→ TASK STATEMENT: Across all the entries, tally the lines holding the word "JSON", and give the number by itself.

Saved data entries:
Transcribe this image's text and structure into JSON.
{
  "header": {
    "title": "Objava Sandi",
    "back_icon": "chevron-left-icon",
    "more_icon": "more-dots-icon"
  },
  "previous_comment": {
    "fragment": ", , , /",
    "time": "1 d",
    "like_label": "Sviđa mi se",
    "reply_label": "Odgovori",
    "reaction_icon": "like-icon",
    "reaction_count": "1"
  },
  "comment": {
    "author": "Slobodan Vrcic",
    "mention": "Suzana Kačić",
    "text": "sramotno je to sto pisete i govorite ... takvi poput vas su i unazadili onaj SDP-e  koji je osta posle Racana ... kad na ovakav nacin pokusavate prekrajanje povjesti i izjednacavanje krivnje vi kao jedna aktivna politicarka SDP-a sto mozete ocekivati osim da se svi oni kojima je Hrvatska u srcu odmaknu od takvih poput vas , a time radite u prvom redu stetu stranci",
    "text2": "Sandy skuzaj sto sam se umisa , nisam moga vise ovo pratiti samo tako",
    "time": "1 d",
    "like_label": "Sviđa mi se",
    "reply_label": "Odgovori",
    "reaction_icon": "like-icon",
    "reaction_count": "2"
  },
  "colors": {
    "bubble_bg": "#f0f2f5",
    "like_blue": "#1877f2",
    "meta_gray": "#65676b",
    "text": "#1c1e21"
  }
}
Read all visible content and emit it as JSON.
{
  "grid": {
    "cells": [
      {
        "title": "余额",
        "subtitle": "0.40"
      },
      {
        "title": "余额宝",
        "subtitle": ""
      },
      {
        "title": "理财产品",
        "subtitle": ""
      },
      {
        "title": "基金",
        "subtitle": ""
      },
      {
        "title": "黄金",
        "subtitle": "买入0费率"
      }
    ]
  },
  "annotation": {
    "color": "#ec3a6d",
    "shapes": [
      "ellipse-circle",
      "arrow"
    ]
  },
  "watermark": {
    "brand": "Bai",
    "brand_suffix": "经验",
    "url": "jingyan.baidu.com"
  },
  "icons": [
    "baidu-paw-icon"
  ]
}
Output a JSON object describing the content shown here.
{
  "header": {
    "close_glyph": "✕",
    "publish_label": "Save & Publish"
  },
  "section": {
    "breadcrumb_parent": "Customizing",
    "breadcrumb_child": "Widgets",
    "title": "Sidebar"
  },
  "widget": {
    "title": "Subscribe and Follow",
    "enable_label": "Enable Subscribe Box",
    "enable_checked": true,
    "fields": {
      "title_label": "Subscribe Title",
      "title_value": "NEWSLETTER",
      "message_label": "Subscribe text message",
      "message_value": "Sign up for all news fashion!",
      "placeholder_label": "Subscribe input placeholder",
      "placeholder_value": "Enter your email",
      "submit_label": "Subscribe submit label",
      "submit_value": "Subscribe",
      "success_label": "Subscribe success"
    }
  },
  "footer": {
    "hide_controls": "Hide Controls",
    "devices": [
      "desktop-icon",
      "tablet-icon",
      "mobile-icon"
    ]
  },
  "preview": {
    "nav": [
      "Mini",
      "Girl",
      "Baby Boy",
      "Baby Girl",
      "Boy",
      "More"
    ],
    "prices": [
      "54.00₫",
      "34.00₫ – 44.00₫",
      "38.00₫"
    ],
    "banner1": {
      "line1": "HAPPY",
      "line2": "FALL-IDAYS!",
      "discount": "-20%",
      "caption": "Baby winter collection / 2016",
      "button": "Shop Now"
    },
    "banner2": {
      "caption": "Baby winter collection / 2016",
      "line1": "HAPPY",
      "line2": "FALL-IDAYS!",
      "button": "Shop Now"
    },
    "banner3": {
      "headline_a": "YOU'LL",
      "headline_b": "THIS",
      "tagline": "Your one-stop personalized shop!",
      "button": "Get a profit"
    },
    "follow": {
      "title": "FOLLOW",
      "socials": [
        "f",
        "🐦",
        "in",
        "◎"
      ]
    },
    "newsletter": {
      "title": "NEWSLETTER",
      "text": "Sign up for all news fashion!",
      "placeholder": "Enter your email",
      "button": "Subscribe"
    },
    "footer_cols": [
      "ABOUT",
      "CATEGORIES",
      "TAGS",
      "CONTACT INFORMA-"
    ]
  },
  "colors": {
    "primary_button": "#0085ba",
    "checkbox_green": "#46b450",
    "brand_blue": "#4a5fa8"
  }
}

→ RESULT FOR THIS EXERCISE: 3